Separately, an investigation by state attorneys general of Google’s behavior in digital advertising — the source of virtually all of Alphabet’s $34 billion in annual profit — is nearly complete. That investigation, led by Ken Paxton, the Republican attorney general of Texas, is expected to result in a suit accusing Google of using tactics that have undermined competition in the market for online advertising, a person briefed on the inquiry said.

That suit, the person said, should be ready to be filed soon, with the Justice Department potentially joining as a plaintiff but with Texas taking the lead. A spokeswoman for Mr. Paxton did not immediately respond to a request for comment.

There is also the potential for an additional, broader suit by the states, led by Phil Weiser, the Democratic attorney general of Colorado. It would include more wide-ranging allegations of Google using its dominance of the search market to favor its shopping and other services, the person said.

That investigation is still in progress, and a case, if filed, would come later than the other two, the person said.

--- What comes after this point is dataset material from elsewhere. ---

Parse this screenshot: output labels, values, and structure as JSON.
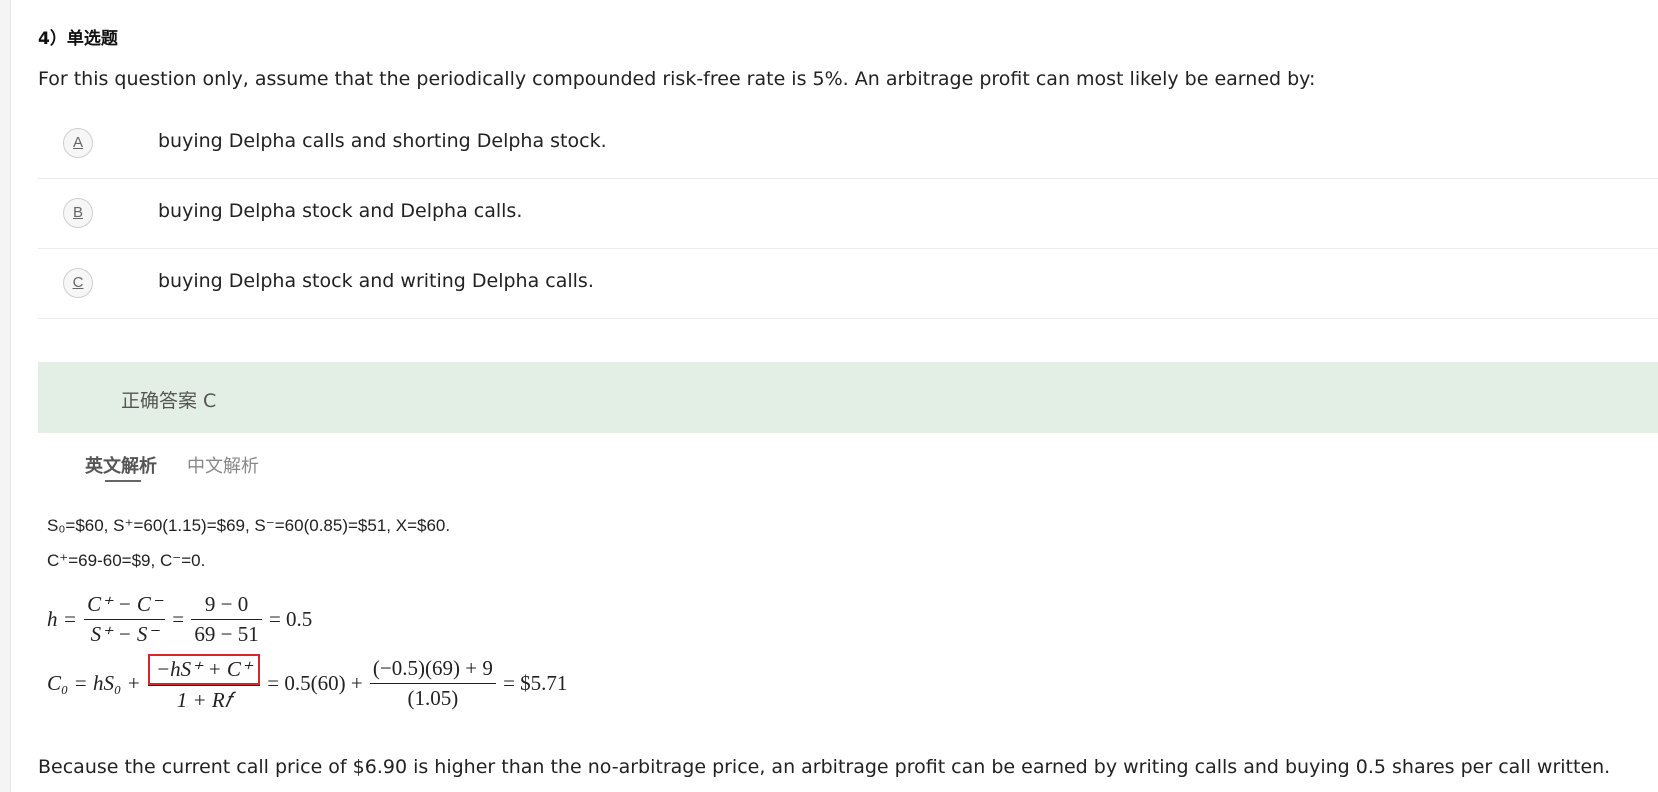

Mr. Weiser declined to comment.

Google controls about 90 percent of web searches globally, and rivals have complained that the company extended that power by making its search and browsing tools the defaults on many smartphones. Google also captures about one-third of every dollar spent on online advertising, and its ad tools are used to supply and auction ads that appear across the internet.

The contracts Google reaches with other tech companies to serve as a default search engine have already attracted attention internationally, in inquiries that may provide a preview into the argument by the Justice Department.

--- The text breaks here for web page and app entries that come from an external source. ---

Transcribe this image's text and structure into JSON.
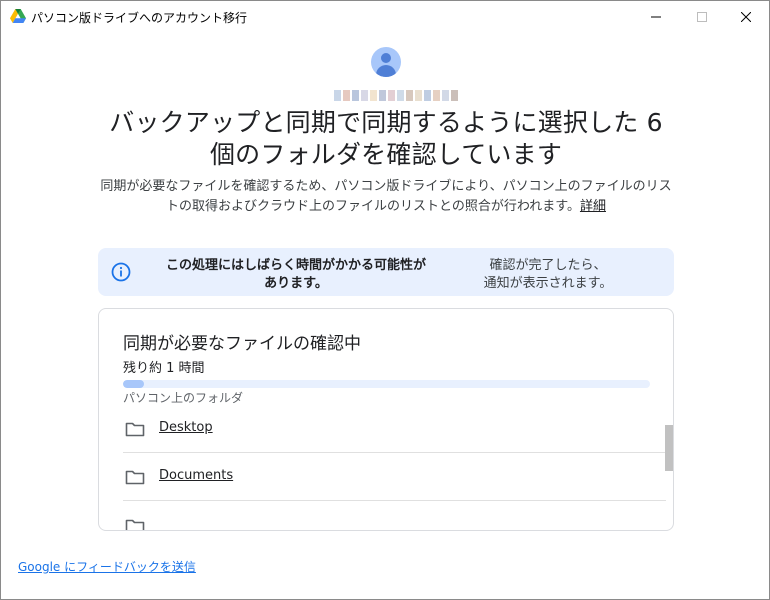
{
  "window": {
    "title": "パソコン版ドライブへのアカウント移行",
    "icon": "google-drive-icon"
  },
  "header": {
    "avatar_icon": "account-avatar-icon",
    "heading_line1": "バックアップと同期で同期するように選択した 6",
    "heading_line2": "個のフォルダを確認しています",
    "description": "同期が必要なファイルを確認するため、パソコン版ドライブにより、パソコン上のファイルのリストの取得およびクラウド上のファイルのリストとの照合が行われます。",
    "details_link": "詳細"
  },
  "info_banner": {
    "icon": "info-icon",
    "bold_line1": "この処理にはしばらく時間がかかる可能性が",
    "bold_line2": "あります。",
    "note_line1": "確認が完了したら、",
    "note_line2": "通知が表示されます。"
  },
  "card": {
    "title": "同期が必要なファイルの確認中",
    "time_remaining": "残り約 1 時間",
    "progress_fraction": 0.04,
    "section_label": "パソコン上のフォルダ",
    "folders": [
      {
        "name": "Desktop"
      },
      {
        "name": "Documents"
      }
    ]
  },
  "footer": {
    "feedback_link": "Google にフィードバックを送信"
  },
  "colors": {
    "accent": "#1a73e8",
    "banner_bg": "#e8f0fe",
    "progress_fill": "#a8c7fa",
    "avatar": "#4f7fd6"
  }
}
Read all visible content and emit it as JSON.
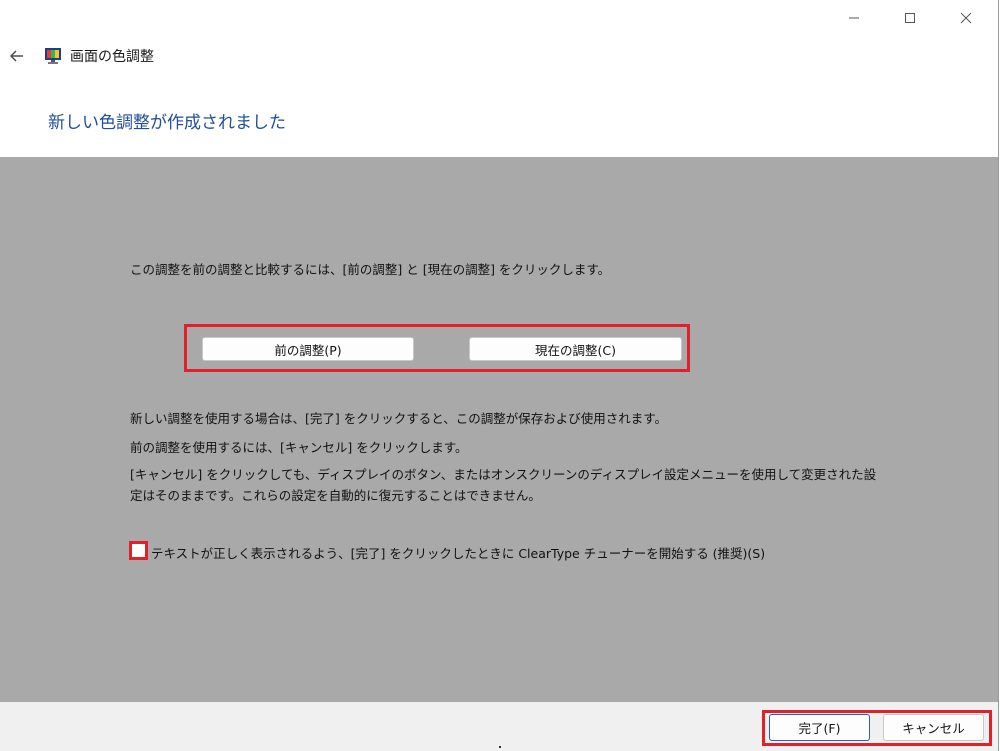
{
  "app": {
    "title": "画面の色調整"
  },
  "page": {
    "heading": "新しい色調整が作成されました"
  },
  "content": {
    "compare_text": "この調整を前の調整と比較するには、[前の調整] と [現在の調整] をクリックします。",
    "prev_button": "前の調整(P)",
    "current_button": "現在の調整(C)",
    "finish_info": "新しい調整を使用する場合は、[完了] をクリックすると、この調整が保存および使用されます。",
    "cancel_info": "前の調整を使用するには、[キャンセル] をクリックします。",
    "cancel_note_line1": "[キャンセル] をクリックしても、ディスプレイのボタン、またはオンスクリーンのディスプレイ設定メニューを使用して変更された設",
    "cancel_note_line2": "定はそのままです。これらの設定を自動的に復元することはできません。",
    "cleartype_label": "テキストが正しく表示されるよう、[完了] をクリックしたときに ClearType チューナーを開始する (推奨)(S)",
    "cleartype_checked": false
  },
  "footer": {
    "finish_button": "完了(F)",
    "cancel_button": "キャンセル"
  },
  "colors": {
    "heading": "#1f4e9c",
    "content_bg": "#a9a9a9",
    "highlight": "#e0202a"
  }
}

Britain’s Competition and Markets Authority said in a report this summer that the scale of Google’s payments to mobile phone makers like Apple for its search engine to be the default on those devices was “striking and demonstrates the value that Google places on these default positions.” The regulator also found that those agreements were “a barrier to expansion for other search engines.”

Cecilia Kang and Katie Benner reported from Washington, Steve Lohr from New York and Daisuke Wakabayashi from Oakland, Calif. David McCabe contributed reporting from Washington.